Although Buddhist lifestyle habits aren’t specifically packaged to make you a not disagree with anyone or become a better debater, it stands to reason that their approaches could benefit many areas of your life, including your interpersonal communication skills. Making a daily commitment to mindfulness practices can positively impact your brain and overall health in many ways, as well as making you smarter and more empathetic.
My Favorite Mindfulness Tools
Here are some practices I’ve incorporated recently, and I’ve seen great results:
Pranayama breath practice
Pranayama breathing is a detailed discipline within yoga. It teaches that by training your breath, you can train your mind and body. When we get angry, our awareness of our body is the first thing to go. If you aren’t aware of the fact that your brain is sending out specific chemicals to prepare your nervous system for danger, it’s a lot easier to get wrapped up in the perceived “threat”. But if you’re able to detach from your physical sensations long enough through a breathing exercise, you’re well on your way to gaining back your control.
Finding common ground
Neuroscientist Tali Sharot tells us that focusing on a shared motive is essential to bringing people together for real, collaborative discussions with the goal of solutions*. This skill is greatly enhanced by being able to connect with your empathy. Buddhist meditations that focus on loving kindness can help you build your empathy. Remember, just because a practice is simple and free doesn’t mean it’s any less effective.
If these suggestions seem too “woo” for you, and you’re skeptical of approaching your hardcore debate skills with a mindfulness practice, perhaps it’s a good idea to immerse yourself in learning about the neurobiological realities of your brain. It’s something I’ve been doing, and my ability to remain calm even in the face of an opinion or ideology that’s appalling and intended to upset me has become a lifeline in an age where hysteria, outrage, and cycles of crazy are the accepted norm. Knowing how something works means you can transcend and override its default networks, and stop taking your thoughts and feelings so seriously or definitively.

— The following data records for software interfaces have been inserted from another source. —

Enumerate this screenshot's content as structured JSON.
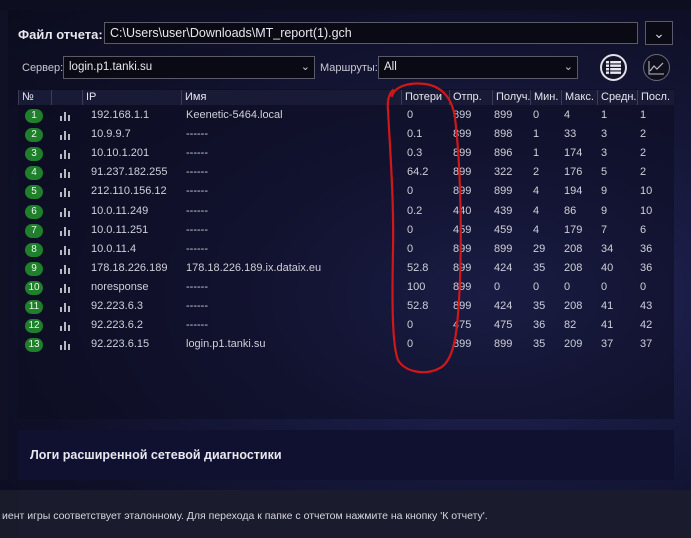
{
  "file": {
    "label": "Файл отчета:",
    "path": "C:\\Users\\user\\Downloads\\MT_report(1).gch"
  },
  "server": {
    "label": "Сервер:",
    "value": "login.p1.tanki.su"
  },
  "routes": {
    "label": "Маршруты:",
    "value": "All"
  },
  "icons": {
    "list_view": "list-icon",
    "graph_view": "chart-icon",
    "row_stats": "bar-chart-icon"
  },
  "table": {
    "headers": [
      "№",
      "",
      "IP",
      "Имя",
      "Потери",
      "Отпр.",
      "Получ.",
      "Мин.",
      "Макс.",
      "Средн.",
      "Посл."
    ],
    "rows": [
      [
        "1",
        "192.168.1.1",
        "Keenetic-5464.local",
        "0",
        "899",
        "899",
        "0",
        "4",
        "1",
        "1"
      ],
      [
        "2",
        "10.9.9.7",
        "------",
        "0.1",
        "899",
        "898",
        "1",
        "33",
        "3",
        "2"
      ],
      [
        "3",
        "10.10.1.201",
        "------",
        "0.3",
        "899",
        "896",
        "1",
        "174",
        "3",
        "2"
      ],
      [
        "4",
        "91.237.182.255",
        "------",
        "64.2",
        "899",
        "322",
        "2",
        "176",
        "5",
        "2"
      ],
      [
        "5",
        "212.110.156.12",
        "------",
        "0",
        "899",
        "899",
        "4",
        "194",
        "9",
        "10"
      ],
      [
        "6",
        "10.0.11.249",
        "------",
        "0.2",
        "440",
        "439",
        "4",
        "86",
        "9",
        "10"
      ],
      [
        "7",
        "10.0.11.251",
        "------",
        "0",
        "459",
        "459",
        "4",
        "179",
        "7",
        "6"
      ],
      [
        "8",
        "10.0.11.4",
        "------",
        "0",
        "899",
        "899",
        "29",
        "208",
        "34",
        "36"
      ],
      [
        "9",
        "178.18.226.189",
        "178.18.226.189.ix.dataix.eu",
        "52.8",
        "899",
        "424",
        "35",
        "208",
        "40",
        "36"
      ],
      [
        "10",
        "noresponse",
        "------",
        "100",
        "899",
        "0",
        "0",
        "0",
        "0",
        "0"
      ],
      [
        "11",
        "92.223.6.3",
        "------",
        "52.8",
        "899",
        "424",
        "35",
        "208",
        "41",
        "43"
      ],
      [
        "12",
        "92.223.6.2",
        "------",
        "0",
        "475",
        "475",
        "36",
        "82",
        "41",
        "42"
      ],
      [
        "13",
        "92.223.6.15",
        "login.p1.tanki.su",
        "0",
        "899",
        "899",
        "35",
        "209",
        "37",
        "37"
      ]
    ]
  },
  "logs": {
    "title": "Логи расширенной сетевой диагностики"
  },
  "status": {
    "text": "иент игры соответствует эталонному. Для перехода к папке с отчетом нажмите на кнопку 'К отчету'."
  },
  "colors": {
    "badge": "#1f7f2a",
    "annotation": "#d01818"
  }
}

You can disagree less, become a better debater, and a happier, healthier person. No, it won’t be an overnight transformation, nor will it be “sexy” or worthy of an epic “mic drop”. Those goals are purely ego driven and without the intent of actually helping the world progress in engaging in productive dialogue. And most of the time, when you do drop your mic, you’ve only further convinced the people who were already on your side to begin with. And managed to further alienate the people on the other side.
As Albert Einstein famously said,
*Note – There is a real mistrust among people when being given “expert” statistics or results. It’s widely accepted among political debaters that almost everyone has an agenda, including scientists. This is somewhat true. It’s impossible for a human being to remain entirely objective and without bias. But it’s important to remember that the scientific method relies on remaining unbiased; it was created to weed out any inherent human bias. Science has long been accused of having a “liberal” bias. If we can’t trust at least some outcomes from the scientific method, then we are adrift in a sea of philosophical wormholes and rabbit holes where nothing is true. Anything can be debated as “real” or otherwise. It’s tough to find solutions in that kind of intentional anarchy.